Wherever the string "with" appears in the entries below, return the line that holds it.

Records provided:
====
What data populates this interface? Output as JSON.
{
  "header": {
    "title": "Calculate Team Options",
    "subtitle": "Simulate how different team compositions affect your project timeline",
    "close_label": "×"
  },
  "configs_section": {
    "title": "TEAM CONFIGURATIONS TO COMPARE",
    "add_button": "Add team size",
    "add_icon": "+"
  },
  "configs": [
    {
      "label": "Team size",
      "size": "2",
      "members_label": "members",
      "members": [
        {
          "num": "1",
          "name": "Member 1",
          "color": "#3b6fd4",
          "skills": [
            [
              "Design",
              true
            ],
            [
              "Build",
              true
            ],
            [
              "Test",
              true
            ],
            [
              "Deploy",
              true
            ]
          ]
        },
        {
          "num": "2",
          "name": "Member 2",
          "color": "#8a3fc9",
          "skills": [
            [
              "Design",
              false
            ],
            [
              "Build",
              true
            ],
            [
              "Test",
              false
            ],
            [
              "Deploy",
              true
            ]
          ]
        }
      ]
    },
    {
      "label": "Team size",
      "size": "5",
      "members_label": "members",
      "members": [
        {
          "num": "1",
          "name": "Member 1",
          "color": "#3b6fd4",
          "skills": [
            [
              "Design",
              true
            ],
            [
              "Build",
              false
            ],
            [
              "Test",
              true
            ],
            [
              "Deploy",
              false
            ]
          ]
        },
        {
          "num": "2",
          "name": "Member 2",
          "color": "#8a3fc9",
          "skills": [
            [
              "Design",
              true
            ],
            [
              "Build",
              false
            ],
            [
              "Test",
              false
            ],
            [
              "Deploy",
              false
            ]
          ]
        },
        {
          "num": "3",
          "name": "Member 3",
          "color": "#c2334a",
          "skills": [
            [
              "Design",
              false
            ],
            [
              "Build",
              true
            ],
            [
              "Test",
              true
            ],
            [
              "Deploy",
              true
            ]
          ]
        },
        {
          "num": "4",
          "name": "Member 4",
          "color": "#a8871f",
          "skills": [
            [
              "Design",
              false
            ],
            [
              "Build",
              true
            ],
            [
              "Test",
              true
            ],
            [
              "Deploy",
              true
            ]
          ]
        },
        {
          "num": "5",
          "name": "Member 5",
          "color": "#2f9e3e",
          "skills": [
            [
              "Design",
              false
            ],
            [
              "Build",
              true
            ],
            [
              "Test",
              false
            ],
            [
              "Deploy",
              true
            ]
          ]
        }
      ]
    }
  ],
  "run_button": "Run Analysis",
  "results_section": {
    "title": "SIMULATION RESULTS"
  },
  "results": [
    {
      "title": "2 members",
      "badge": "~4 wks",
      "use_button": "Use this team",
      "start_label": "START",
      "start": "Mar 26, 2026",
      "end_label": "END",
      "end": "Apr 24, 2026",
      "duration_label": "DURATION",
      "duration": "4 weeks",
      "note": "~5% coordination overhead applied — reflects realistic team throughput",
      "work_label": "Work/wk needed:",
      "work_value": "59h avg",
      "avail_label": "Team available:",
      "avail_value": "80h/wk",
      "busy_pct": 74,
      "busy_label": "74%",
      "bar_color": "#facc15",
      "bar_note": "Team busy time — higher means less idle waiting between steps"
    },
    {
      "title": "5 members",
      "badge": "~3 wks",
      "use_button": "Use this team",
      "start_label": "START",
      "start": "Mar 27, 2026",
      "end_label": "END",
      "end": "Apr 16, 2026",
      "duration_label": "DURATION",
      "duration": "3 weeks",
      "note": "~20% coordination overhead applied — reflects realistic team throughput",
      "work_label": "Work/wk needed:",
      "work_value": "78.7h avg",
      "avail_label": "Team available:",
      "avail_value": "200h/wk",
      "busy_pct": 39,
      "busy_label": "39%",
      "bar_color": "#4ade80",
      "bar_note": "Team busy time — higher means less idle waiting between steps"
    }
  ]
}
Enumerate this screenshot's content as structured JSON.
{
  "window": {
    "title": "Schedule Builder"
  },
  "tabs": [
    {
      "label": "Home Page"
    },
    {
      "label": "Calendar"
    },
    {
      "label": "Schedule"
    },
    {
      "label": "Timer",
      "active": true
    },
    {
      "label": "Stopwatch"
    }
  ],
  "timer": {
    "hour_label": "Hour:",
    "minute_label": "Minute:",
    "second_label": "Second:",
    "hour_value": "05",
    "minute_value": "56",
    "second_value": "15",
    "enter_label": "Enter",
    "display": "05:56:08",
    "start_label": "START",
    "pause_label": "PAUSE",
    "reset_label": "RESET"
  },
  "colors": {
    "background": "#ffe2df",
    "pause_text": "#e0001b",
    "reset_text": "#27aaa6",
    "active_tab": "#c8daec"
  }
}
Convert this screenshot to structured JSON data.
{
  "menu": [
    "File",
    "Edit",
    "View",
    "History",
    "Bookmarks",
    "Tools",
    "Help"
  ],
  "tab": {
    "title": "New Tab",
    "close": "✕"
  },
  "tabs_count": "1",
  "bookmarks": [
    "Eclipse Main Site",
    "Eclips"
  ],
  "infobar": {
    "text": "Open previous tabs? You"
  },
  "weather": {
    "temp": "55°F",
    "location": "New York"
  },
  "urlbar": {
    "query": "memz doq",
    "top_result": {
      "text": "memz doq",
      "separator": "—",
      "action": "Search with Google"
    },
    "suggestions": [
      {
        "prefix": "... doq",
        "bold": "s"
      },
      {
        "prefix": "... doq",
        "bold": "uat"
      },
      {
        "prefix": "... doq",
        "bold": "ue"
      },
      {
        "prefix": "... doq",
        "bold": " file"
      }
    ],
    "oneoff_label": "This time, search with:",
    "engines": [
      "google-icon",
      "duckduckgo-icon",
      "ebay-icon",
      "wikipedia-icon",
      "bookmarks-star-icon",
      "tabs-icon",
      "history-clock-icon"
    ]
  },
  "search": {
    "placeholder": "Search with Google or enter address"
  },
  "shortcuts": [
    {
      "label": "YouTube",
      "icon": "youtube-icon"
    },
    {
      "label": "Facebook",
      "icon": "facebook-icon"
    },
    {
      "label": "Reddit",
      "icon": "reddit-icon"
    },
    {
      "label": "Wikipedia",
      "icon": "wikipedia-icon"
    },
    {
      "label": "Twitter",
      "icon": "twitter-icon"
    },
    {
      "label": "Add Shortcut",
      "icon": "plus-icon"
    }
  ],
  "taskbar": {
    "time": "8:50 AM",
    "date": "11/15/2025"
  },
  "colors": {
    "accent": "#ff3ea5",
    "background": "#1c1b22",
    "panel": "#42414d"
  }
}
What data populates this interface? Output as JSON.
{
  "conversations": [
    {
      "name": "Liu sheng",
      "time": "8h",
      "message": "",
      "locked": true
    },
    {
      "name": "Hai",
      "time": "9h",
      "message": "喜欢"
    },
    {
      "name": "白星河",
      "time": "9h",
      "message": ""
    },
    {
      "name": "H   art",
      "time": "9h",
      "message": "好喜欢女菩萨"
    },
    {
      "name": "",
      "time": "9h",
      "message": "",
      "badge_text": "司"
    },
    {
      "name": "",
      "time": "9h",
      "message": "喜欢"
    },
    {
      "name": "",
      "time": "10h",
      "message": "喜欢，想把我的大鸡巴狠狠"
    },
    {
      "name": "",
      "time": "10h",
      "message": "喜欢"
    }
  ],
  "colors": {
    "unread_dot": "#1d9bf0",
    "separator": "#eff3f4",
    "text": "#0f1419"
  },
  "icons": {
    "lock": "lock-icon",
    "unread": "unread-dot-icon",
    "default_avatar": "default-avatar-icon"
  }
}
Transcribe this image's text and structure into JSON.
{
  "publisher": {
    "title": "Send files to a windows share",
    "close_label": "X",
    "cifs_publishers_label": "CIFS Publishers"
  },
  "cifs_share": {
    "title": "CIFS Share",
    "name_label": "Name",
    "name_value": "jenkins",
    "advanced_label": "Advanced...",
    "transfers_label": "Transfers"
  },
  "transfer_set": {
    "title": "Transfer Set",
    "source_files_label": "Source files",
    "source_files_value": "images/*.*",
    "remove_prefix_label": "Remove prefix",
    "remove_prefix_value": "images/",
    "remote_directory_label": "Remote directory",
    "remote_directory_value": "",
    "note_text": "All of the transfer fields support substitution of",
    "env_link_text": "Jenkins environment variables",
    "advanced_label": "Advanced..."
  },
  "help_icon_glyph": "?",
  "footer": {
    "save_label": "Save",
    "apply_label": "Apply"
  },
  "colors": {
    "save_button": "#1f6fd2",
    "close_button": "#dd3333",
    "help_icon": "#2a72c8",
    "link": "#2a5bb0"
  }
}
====
Solution for this exercise:
      "action": "Search with Google"
    "oneoff_label": "This time, search with:",
    "placeholder": "Search with Google or enter address"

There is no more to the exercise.